....Now, does this not affect the interests of the entire forest industry – whether we speak French or English? Certainly for the Canadians in the
industry it should present a mutual bond of understanding for each other.
....The point I make here is that by taking Quebec out of confederation, the French language, heritage and customs still remain a part of Canada in other provinces. The problem is still not solved when everyone in Canada realizes that both languages are official and that where French is predominant, the business of that area should be done mostly in French. Where the area is mostly English speaking, the business should be mostly done in English.
....It does not mean that people in totally English or French speaking areas have to learn another language. Why should they if they don’t need it in their daily lives? But surely our schools across Canada should be emphasizing the dual language more and more. This is really the only way for us to retain both heritages in future generations.
....Listening to the news these days one gets the feeling that the issue is a struggle between two men – our prime minister and Mr. Levesque. That’s fine, let them conduct the political side of the question of separation. But I feel that unless industry - and of course the public – speaks out and joins the debate, the issues might get clouded in

the political pro and con of these two leaders.
....The forest industry is a Canada wide industry, really unlike any other giant industry in our land. It therefore behooves the people of this industry – and not just its leaders – to join in and determine which is the best road to follow. Our industry has much at stake in this “Great Decision.”
....Research of the forests, fire prevention of the forests at the boun-daries, possible future tariffs, co-ordin-ation of markets, standards for the people of the industry. All these points and many more are at stake in this “Great Decision.” It’s not just a political issue, it is a forest industry issue that affects the forests around us in Canada.
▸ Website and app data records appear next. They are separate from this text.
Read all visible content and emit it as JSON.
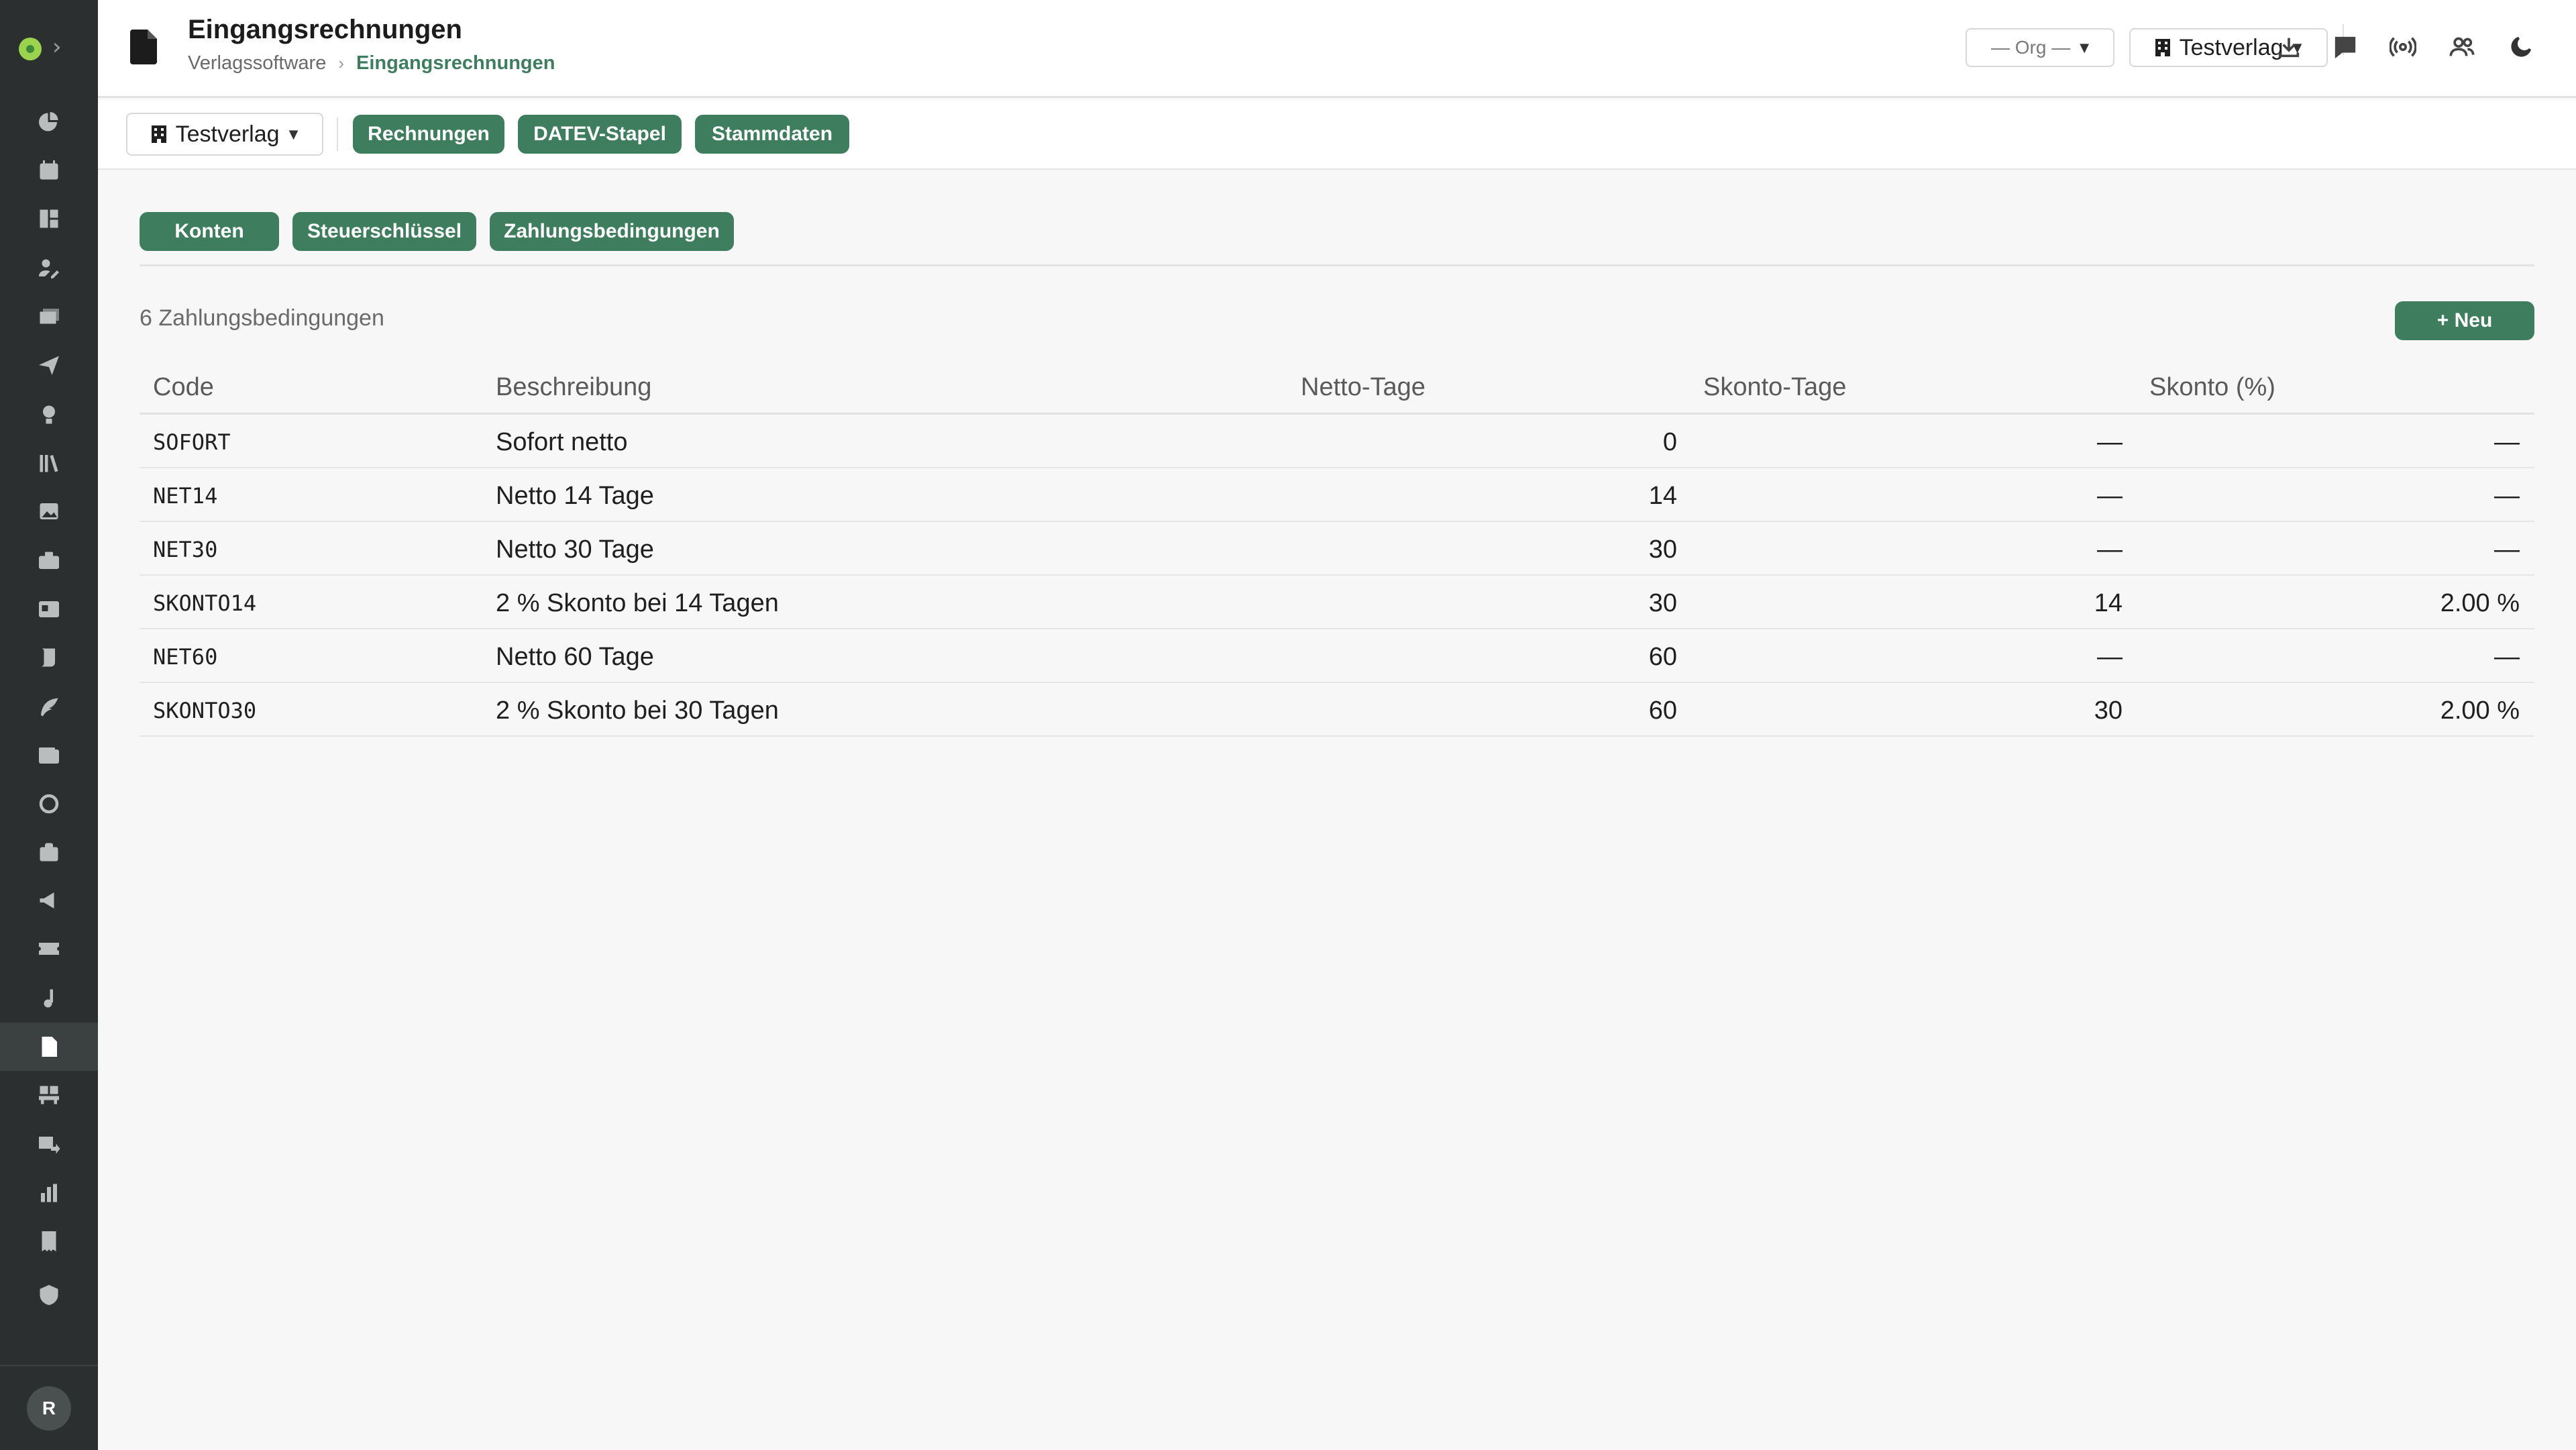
{
  "header": {
    "title": "Eingangsrechnungen",
    "breadcrumb": {
      "root": "Verlagssoftware",
      "separator": "›",
      "current": "Eingangsrechnungen"
    },
    "org_select": "— Org —",
    "publisher_select": "Testverlag"
  },
  "toolbar": {
    "publisher_select": "Testverlag",
    "tabs": [
      "Rechnungen",
      "DATEV-Stapel",
      "Stammdaten"
    ]
  },
  "subtabs": [
    "Konten",
    "Steuerschlüssel",
    "Zahlungsbedingungen"
  ],
  "section": {
    "count_label": "6 Zahlungsbedingungen",
    "new_button": "+ Neu"
  },
  "table": {
    "columns": [
      "Code",
      "Beschreibung",
      "Netto-Tage",
      "Skonto-Tage",
      "Skonto (%)"
    ],
    "rows": [
      {
        "code": "SOFORT",
        "desc": "Sofort netto",
        "netto": "0",
        "skonto_tage": "—",
        "skonto_pct": "—"
      },
      {
        "code": "NET14",
        "desc": "Netto 14 Tage",
        "netto": "14",
        "skonto_tage": "—",
        "skonto_pct": "—"
      },
      {
        "code": "NET30",
        "desc": "Netto 30 Tage",
        "netto": "30",
        "skonto_tage": "—",
        "skonto_pct": "—"
      },
      {
        "code": "SKONTO14",
        "desc": "2 % Skonto bei 14 Tagen",
        "netto": "30",
        "skonto_tage": "14",
        "skonto_pct": "2.00 %"
      },
      {
        "code": "NET60",
        "desc": "Netto 60 Tage",
        "netto": "60",
        "skonto_tage": "—",
        "skonto_pct": "—"
      },
      {
        "code": "SKONTO30",
        "desc": "2 % Skonto bei 30 Tagen",
        "netto": "60",
        "skonto_tage": "30",
        "skonto_pct": "2.00 %"
      }
    ]
  },
  "sidebar": {
    "avatar_initial": "R",
    "icons": [
      "pie-chart-icon",
      "calendar-icon",
      "dashboard-icon",
      "user-edit-icon",
      "mail-stack-icon",
      "send-icon",
      "lightbulb-icon",
      "library-icon",
      "image-icon",
      "briefcase-icon",
      "contact-card-icon",
      "scroll-icon",
      "feather-icon",
      "wallet-icon",
      "circle-icon",
      "bag-icon",
      "megaphone-icon",
      "ticket-icon",
      "music-icon",
      "invoice-icon",
      "warehouse-icon",
      "transfer-icon",
      "bar-chart-icon",
      "receipt-icon",
      "shield-icon"
    ],
    "active_icon": "invoice-icon"
  },
  "colors": {
    "accent": "#3f7d5f",
    "sidebar": "#2b2f2f",
    "background": "#f7f7f7"
  }
}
....I hope the people of this industry, together with others, will feel the vital importance of the issue and use the commonsense that is necessary to both French and English speaking woods people in their daily work – to keep one Canada - and one forest industry – together.
.........................Keep out of the bight,

British Columbia Lumberman, May, 1977  
page 57